_Exercise_
In the copy you make, keep each entry exactly as it is and leave out all images.

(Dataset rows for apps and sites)
**********

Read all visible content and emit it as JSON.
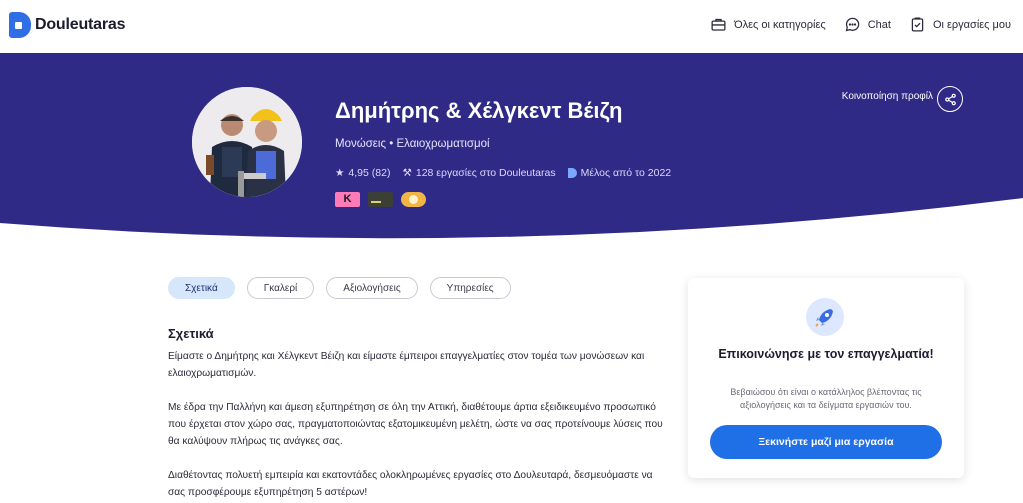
{
  "brand": {
    "name": "Douleutaras"
  },
  "nav": {
    "all_categories": "Όλες οι κατηγορίες",
    "chat": "Chat",
    "my_jobs": "Οι εργασίες μου"
  },
  "profile": {
    "name": "Δημήτρης & Χέλγκεντ Βέιζη",
    "services": "Μονώσεις • Ελαιοχρωματισμοί",
    "rating": "4,95 (82)",
    "jobs": "128 εργασίες στο Douleutaras",
    "member_since": "Μέλος από το 2022",
    "badge_k": "K",
    "share_label": "Κοινοποίηση προφίλ"
  },
  "tabs": [
    "Σχετικά",
    "Γκαλερί",
    "Αξιολογήσεις",
    "Υπηρεσίες"
  ],
  "about": {
    "title": "Σχετικά",
    "p1": "Είμαστε ο Δημήτρης και Χέλγκεντ Βέιζη και είμαστε έμπειροι επαγγελματίες στον τομέα των μονώσεων και ελαιοχρωματισμών.",
    "p2": "Με έδρα την Παλλήνη και άμεση εξυπηρέτηση σε όλη την Αττική, διαθέτουμε άρτια εξειδικευμένο προσωπικό που έρχεται στον χώρο σας, πραγματοποιώντας εξατομικευμένη μελέτη, ώστε να σας προτείνουμε λύσεις που θα καλύψουν πλήρως τις ανάγκες σας.",
    "p3": "Διαθέτοντας πολυετή εμπειρία και εκατοντάδες ολοκληρωμένες εργασίες στο Δουλευταρά, δεσμευόμαστε να σας προσφέρουμε εξυπηρέτηση 5 αστέρων!"
  },
  "contact": {
    "title": "Επικοινώνησε με τον επαγγελματία!",
    "subtitle": "Βεβαιώσου ότι είναι ο κατάλληλος βλέποντας τις αξιολογήσεις και τα δείγματα εργασιών του.",
    "cta": "Ξεκινήστε μαζί μια εργασία"
  },
  "colors": {
    "hero_bg": "#2e2a85",
    "accent": "#1f6fe6",
    "tab_active_bg": "#d6e6fb"
  }
}
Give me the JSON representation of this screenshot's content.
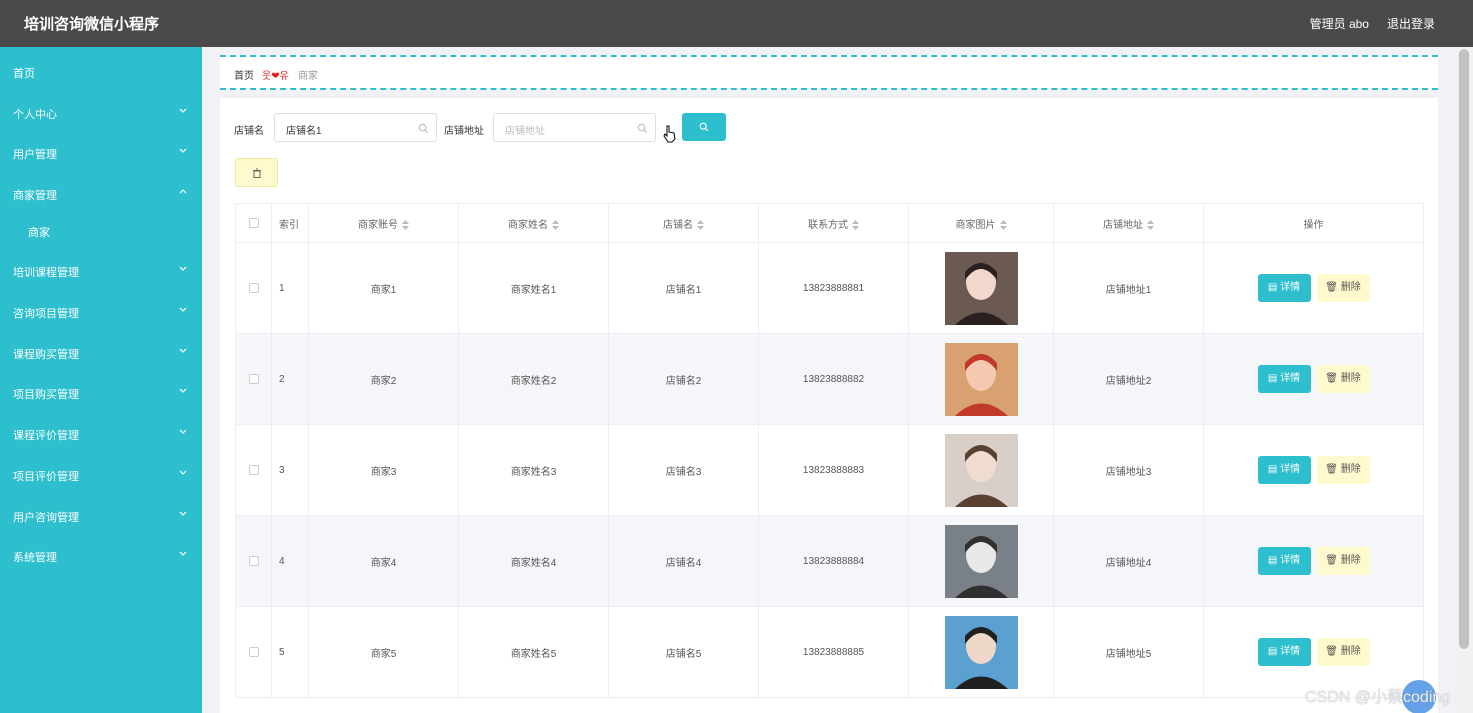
{
  "app": {
    "title": "培训咨询微信小程序",
    "admin_label": "管理员 abo",
    "logout": "退出登录"
  },
  "sidebar": {
    "items": [
      {
        "label": "首页",
        "arrow": "none"
      },
      {
        "label": "个人中心",
        "arrow": "down"
      },
      {
        "label": "用户管理",
        "arrow": "down"
      },
      {
        "label": "商家管理",
        "arrow": "up"
      },
      {
        "label": "商家",
        "arrow": "none"
      },
      {
        "label": "培训课程管理",
        "arrow": "down"
      },
      {
        "label": "咨询项目管理",
        "arrow": "down"
      },
      {
        "label": "课程购买管理",
        "arrow": "down"
      },
      {
        "label": "项目购买管理",
        "arrow": "down"
      },
      {
        "label": "课程评价管理",
        "arrow": "down"
      },
      {
        "label": "项目评价管理",
        "arrow": "down"
      },
      {
        "label": "用户咨询管理",
        "arrow": "down"
      },
      {
        "label": "系统管理",
        "arrow": "down"
      }
    ]
  },
  "breadcrumb": {
    "home": "首页",
    "heart": "웃❤유",
    "current": "商家"
  },
  "search": {
    "shop_name_label": "店铺名",
    "shop_name_value": "店铺名1",
    "shop_addr_label": "店铺地址",
    "shop_addr_placeholder": "店铺地址"
  },
  "table": {
    "headers": [
      "索引",
      "商家账号",
      "商家姓名",
      "店铺名",
      "联系方式",
      "商家图片",
      "店铺地址",
      "操作"
    ],
    "detail_label": "详情",
    "delete_label": "删除",
    "rows": [
      {
        "idx": "1",
        "account": "商家1",
        "name": "商家姓名1",
        "shop": "店铺名1",
        "phone": "13823888881",
        "addr": "店铺地址1"
      },
      {
        "idx": "2",
        "account": "商家2",
        "name": "商家姓名2",
        "shop": "店铺名2",
        "phone": "13823888882",
        "addr": "店铺地址2"
      },
      {
        "idx": "3",
        "account": "商家3",
        "name": "商家姓名3",
        "shop": "店铺名3",
        "phone": "13823888883",
        "addr": "店铺地址3"
      },
      {
        "idx": "4",
        "account": "商家4",
        "name": "商家姓名4",
        "shop": "店铺名4",
        "phone": "13823888884",
        "addr": "店铺地址4"
      },
      {
        "idx": "5",
        "account": "商家5",
        "name": "商家姓名5",
        "shop": "店铺名5",
        "phone": "13823888885",
        "addr": "店铺地址5"
      }
    ]
  },
  "watermark": "CSDN @小蔡coding",
  "colors": {
    "accent": "#2dbfcd",
    "topbar": "#4a4a4a",
    "delete_bg": "#fffacd"
  }
}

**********

_Exercise result_
Read all visible content and emit it as JSON.
{
  "brand": {
    "name": "Douleutaras"
  },
  "nav": {
    "all_categories": "Όλες οι κατηγορίες",
    "chat": "Chat",
    "my_jobs": "Οι εργασίες μου"
  },
  "profile": {
    "name": "Δημήτρης & Χέλγκεντ Βέιζη",
    "services": "Μονώσεις • Ελαιοχρωματισμοί",
    "rating": "4,95 (82)",
    "jobs": "128 εργασίες στο Douleutaras",
    "member_since": "Μέλος από το 2022",
    "badge_k": "K",
    "share_label": "Κοινοποίηση προφίλ"
  },
  "tabs": [
    "Σχετικά",
    "Γκαλερί",
    "Αξιολογήσεις",
    "Υπηρεσίες"
  ],
  "about": {
    "title": "Σχετικά",
    "p1": "Είμαστε ο Δημήτρης και Χέλγκεντ Βέιζη και είμαστε έμπειροι επαγγελματίες στον τομέα των μονώσεων και ελαιοχρωματισμών.",
    "p2": "Με έδρα την Παλλήνη και άμεση εξυπηρέτηση σε όλη την Αττική, διαθέτουμε άρτια εξειδικευμένο προσωπικό που έρχεται στον χώρο σας, πραγματοποιώντας εξατομικευμένη μελέτη, ώστε να σας προτείνουμε λύσεις που θα καλύψουν πλήρως τις ανάγκες σας.",
    "p3": "Διαθέτοντας πολυετή εμπειρία και εκατοντάδες ολοκληρωμένες εργασίες στο Δουλευταρά, δεσμευόμαστε να σας προσφέρουμε εξυπηρέτηση 5 αστέρων!"
  },
  "contact": {
    "title": "Επικοινώνησε με τον επαγγελματία!",
    "subtitle": "Βεβαιώσου ότι είναι ο κατάλληλος βλέποντας τις αξιολογήσεις και τα δείγματα εργασιών του.",
    "cta": "Ξεκινήστε μαζί μια εργασία"
  },
  "colors": {
    "hero_bg": "#2e2a85",
    "accent": "#1f6fe6",
    "tab_active_bg": "#d6e6fb"
  }
}
Give me the JSON representation of this screenshot's content.
{
  "app": {
    "title": "培训咨询微信小程序",
    "admin_label": "管理员 abo",
    "logout": "退出登录"
  },
  "sidebar": {
    "items": [
      {
        "label": "首页",
        "arrow": "none"
      },
      {
        "label": "个人中心",
        "arrow": "down"
      },
      {
        "label": "用户管理",
        "arrow": "down"
      },
      {
        "label": "商家管理",
        "arrow": "up"
      },
      {
        "label": "商家",
        "arrow": "none"
      },
      {
        "label": "培训课程管理",
        "arrow": "down"
      },
      {
        "label": "咨询项目管理",
        "arrow": "down"
      },
      {
        "label": "课程购买管理",
        "arrow": "down"
      },
      {
        "label": "项目购买管理",
        "arrow": "down"
      },
      {
        "label": "课程评价管理",
        "arrow": "down"
      },
      {
        "label": "项目评价管理",
        "arrow": "down"
      },
      {
        "label": "用户咨询管理",
        "arrow": "down"
      },
      {
        "label": "系统管理",
        "arrow": "down"
      }
    ]
  },
  "breadcrumb": {
    "home": "首页",
    "heart": "웃❤유",
    "current": "商家"
  },
  "search": {
    "shop_name_label": "店铺名",
    "shop_name_value": "店铺名1",
    "shop_addr_label": "店铺地址",
    "shop_addr_placeholder": "店铺地址"
  },
  "table": {
    "headers": [
      "索引",
      "商家账号",
      "商家姓名",
      "店铺名",
      "联系方式",
      "商家图片",
      "店铺地址",
      "操作"
    ],
    "detail_label": "详情",
    "delete_label": "删除",
    "rows": [
      {
        "idx": "1",
        "account": "商家1",
        "name": "商家姓名1",
        "shop": "店铺名1",
        "phone": "13823888881",
        "addr": "店铺地址1"
      },
      {
        "idx": "2",
        "account": "商家2",
        "name": "商家姓名2",
        "shop": "店铺名2",
        "phone": "13823888882",
        "addr": "店铺地址2"
      },
      {
        "idx": "3",
        "account": "商家3",
        "name": "商家姓名3",
        "shop": "店铺名3",
        "phone": "13823888883",
        "addr": "店铺地址3"
      },
      {
        "idx": "4",
        "account": "商家4",
        "name": "商家姓名4",
        "shop": "店铺名4",
        "phone": "13823888884",
        "addr": "店铺地址4"
      },
      {
        "idx": "5",
        "account": "商家5",
        "name": "商家姓名5",
        "shop": "店铺名5",
        "phone": "13823888885",
        "addr": "店铺地址5"
      }
    ]
  },
  "watermark": "CSDN @小蔡coding",
  "colors": {
    "accent": "#2dbfcd",
    "topbar": "#4a4a4a",
    "delete_bg": "#fffacd"
  }
}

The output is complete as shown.